Here is a list of what I’ll be watching and/or DVRing during Week 02 of TCM’s Summer Under The Stars (SUTS), the channel’s annual tribute to one star per day for the month of August. Emphasis is on films I haven’t seen yet and those increasingly rare rarities. Fun fact: I got hooked on TCM for good on Jean Gabin Day during the 2011 SUTS, so in a roundabout way, SUTS led to TCM Party. Picks for each day after the jump. As always, all times are Eastern.

Continue reading “Turner Classic Movies Summer Under The Stars 2022 — Week 02 Picks”
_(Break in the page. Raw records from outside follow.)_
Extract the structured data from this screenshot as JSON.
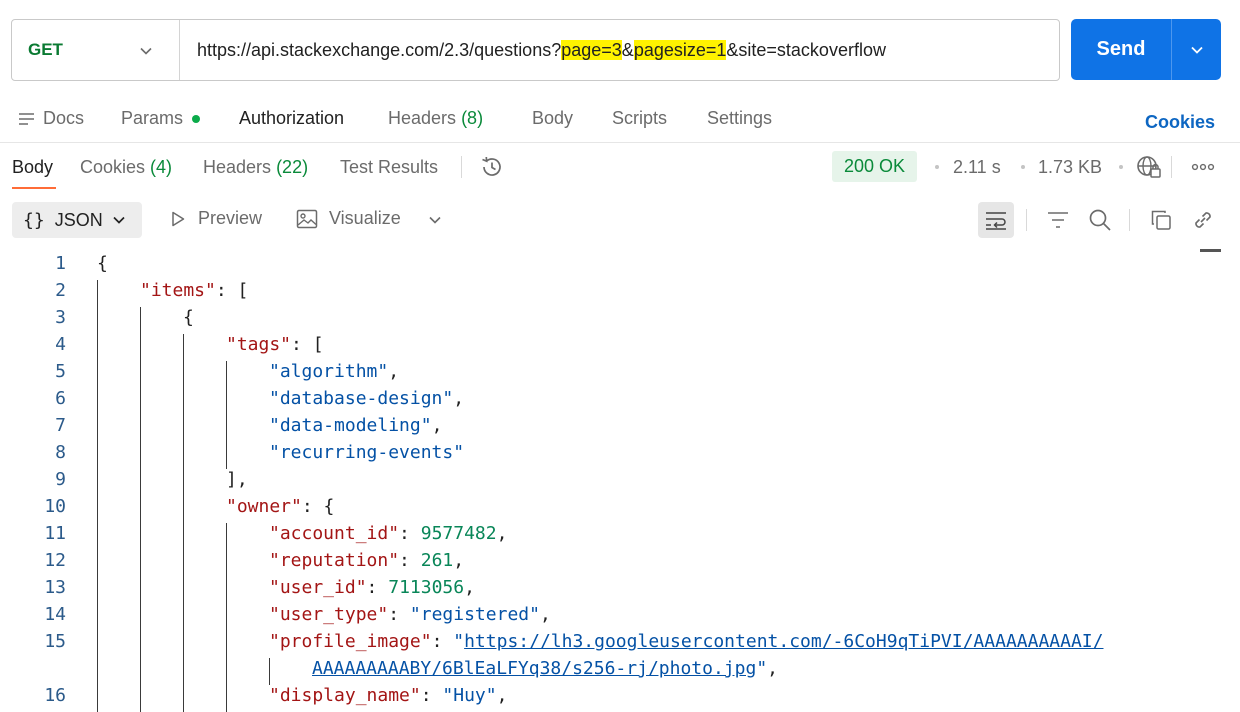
{
  "request": {
    "method": "GET",
    "url_parts": [
      {
        "text": "https://api.stackexchange.com/2.3/questions?",
        "hl": false
      },
      {
        "text": "page=3",
        "hl": true
      },
      {
        "text": "&",
        "hl": false
      },
      {
        "text": "pagesize=1",
        "hl": true
      },
      {
        "text": "&site=stackoverflow",
        "hl": false
      }
    ],
    "send_label": "Send"
  },
  "request_tabs": {
    "docs": "Docs",
    "params": "Params",
    "authorization": "Authorization",
    "headers": "Headers",
    "headers_count": "(8)",
    "body": "Body",
    "scripts": "Scripts",
    "settings": "Settings",
    "cookies": "Cookies"
  },
  "response_tabs": {
    "body": "Body",
    "cookies": "Cookies",
    "cookies_count": "(4)",
    "headers": "Headers",
    "headers_count": "(22)",
    "test_results": "Test Results"
  },
  "status": {
    "code": "200 OK",
    "time": "2.11 s",
    "size": "1.73 KB"
  },
  "toolbar": {
    "format": "JSON",
    "preview": "Preview",
    "visualize": "Visualize"
  },
  "colors": {
    "accent": "#0f73e6",
    "status_ok": "#0a8a3a",
    "highlight": "#fff200",
    "active_tab": "#ff6c37"
  },
  "code_lines": [
    {
      "n": "1",
      "depth": 0,
      "tokens": [
        [
          "p",
          "{"
        ]
      ]
    },
    {
      "n": "2",
      "depth": 1,
      "tokens": [
        [
          "k",
          "\"items\""
        ],
        [
          "p",
          ": ["
        ]
      ]
    },
    {
      "n": "3",
      "depth": 2,
      "tokens": [
        [
          "p",
          "{"
        ]
      ]
    },
    {
      "n": "4",
      "depth": 3,
      "tokens": [
        [
          "k",
          "\"tags\""
        ],
        [
          "p",
          ": ["
        ]
      ]
    },
    {
      "n": "5",
      "depth": 4,
      "tokens": [
        [
          "s",
          "\"algorithm\""
        ],
        [
          "p",
          ","
        ]
      ]
    },
    {
      "n": "6",
      "depth": 4,
      "tokens": [
        [
          "s",
          "\"database-design\""
        ],
        [
          "p",
          ","
        ]
      ]
    },
    {
      "n": "7",
      "depth": 4,
      "tokens": [
        [
          "s",
          "\"data-modeling\""
        ],
        [
          "p",
          ","
        ]
      ]
    },
    {
      "n": "8",
      "depth": 4,
      "tokens": [
        [
          "s",
          "\"recurring-events\""
        ]
      ]
    },
    {
      "n": "9",
      "depth": 3,
      "tokens": [
        [
          "p",
          "],"
        ]
      ]
    },
    {
      "n": "10",
      "depth": 3,
      "tokens": [
        [
          "k",
          "\"owner\""
        ],
        [
          "p",
          ": {"
        ]
      ]
    },
    {
      "n": "11",
      "depth": 4,
      "tokens": [
        [
          "k",
          "\"account_id\""
        ],
        [
          "p",
          ": "
        ],
        [
          "n",
          "9577482"
        ],
        [
          "p",
          ","
        ]
      ]
    },
    {
      "n": "12",
      "depth": 4,
      "tokens": [
        [
          "k",
          "\"reputation\""
        ],
        [
          "p",
          ": "
        ],
        [
          "n",
          "261"
        ],
        [
          "p",
          ","
        ]
      ]
    },
    {
      "n": "13",
      "depth": 4,
      "tokens": [
        [
          "k",
          "\"user_id\""
        ],
        [
          "p",
          ": "
        ],
        [
          "n",
          "7113056"
        ],
        [
          "p",
          ","
        ]
      ]
    },
    {
      "n": "14",
      "depth": 4,
      "tokens": [
        [
          "k",
          "\"user_type\""
        ],
        [
          "p",
          ": "
        ],
        [
          "s",
          "\"registered\""
        ],
        [
          "p",
          ","
        ]
      ]
    },
    {
      "n": "15",
      "depth": 4,
      "tokens": [
        [
          "k",
          "\"profile_image\""
        ],
        [
          "p",
          ": "
        ],
        [
          "s",
          "\""
        ],
        [
          "u",
          "https://lh3.googleusercontent.com/-6CoH9qTiPVI/AAAAAAAAAAI/"
        ]
      ]
    },
    {
      "n": "",
      "depth": 5,
      "tokens": [
        [
          "u",
          "AAAAAAAAABY/6BlEaLFYq38/s256-rj/photo.jpg"
        ],
        [
          "s",
          "\""
        ],
        [
          "p",
          ","
        ]
      ]
    },
    {
      "n": "16",
      "depth": 4,
      "tokens": [
        [
          "k",
          "\"display_name\""
        ],
        [
          "p",
          ": "
        ],
        [
          "s",
          "\"Huy\""
        ],
        [
          "p",
          ","
        ]
      ]
    }
  ]
}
Turner Classic Movies Summer Under The Stars 2022 — Week 01 Picks

Here is a list of what I’ll be watching and/or DVRing during TCM’s Summer Under The Stars (SUTS), the channel’s annual tribute to one star per day for the month of August. Emphasis is on films I haven’t seen yet and those increasingly rare rarities. Fun fact: I got hooked on TCM for good on Jean Gabin Day during the 2011 SUTS, so in a roundabout way, SUTS led to TCM Party. Picks for each day after the jump. As always, all times are Eastern.

Continue reading “Turner Classic Movies Summer Under The Stars 2022 — Week 01 Picks”

10th Annual What A Character: Evening Edition

Hey night owls and West Coasters, Paula here to close out our 10th Annual What a Character! Blogathon! It always brings me so much joy to see so much love for the backbone of studio-era Hollywood, the supporting players.

As you may have seen in the announcement post, this tenth year comes with giveaways from Turner Classic Movies (TCM) and The University Press of Kentucky, both of which are providing film-related books to ten lucky participants. We will randomly pick the winners toward the end of the weekend. Winners will be notified on social media or by email.

And now, without further ado, this evening’s fabulous entries:

Jacqueline at Another Old Movie Blog writes that Lillian Randolph “is instantly relatable and somehow more genuine than the stars she supports.”

Toni at Watching Forever profiles a familiar face from the TV series “Gunsmoke” in “Beyond Festus: The Career of Dan Curtis.”

The Classic Movie Muse takes a deep dive into the life and work of Lucille La Verne, whose “bone-chilling” voice made her the first to have a speaking part in an animated feature-length film.

Lesley at Second Sight Cinema investigates the possibly unknowable nature of one of my favorite actors in “Jack Carson, International Man of Mystery.”

Chris at Blog of the Darned profiles the criminally underused Theresa Harris.

Lady Eve’s Reel Life looks into the villainous (and heroic) roles of another of my favorite actors, Conrad Veidt.

Kayla from Whimsically Classic details her favorite roles played by character actor Elisha Cook Jr.

Thanks to everyone who participated in this year’s special 10th Anniversary ‘thon.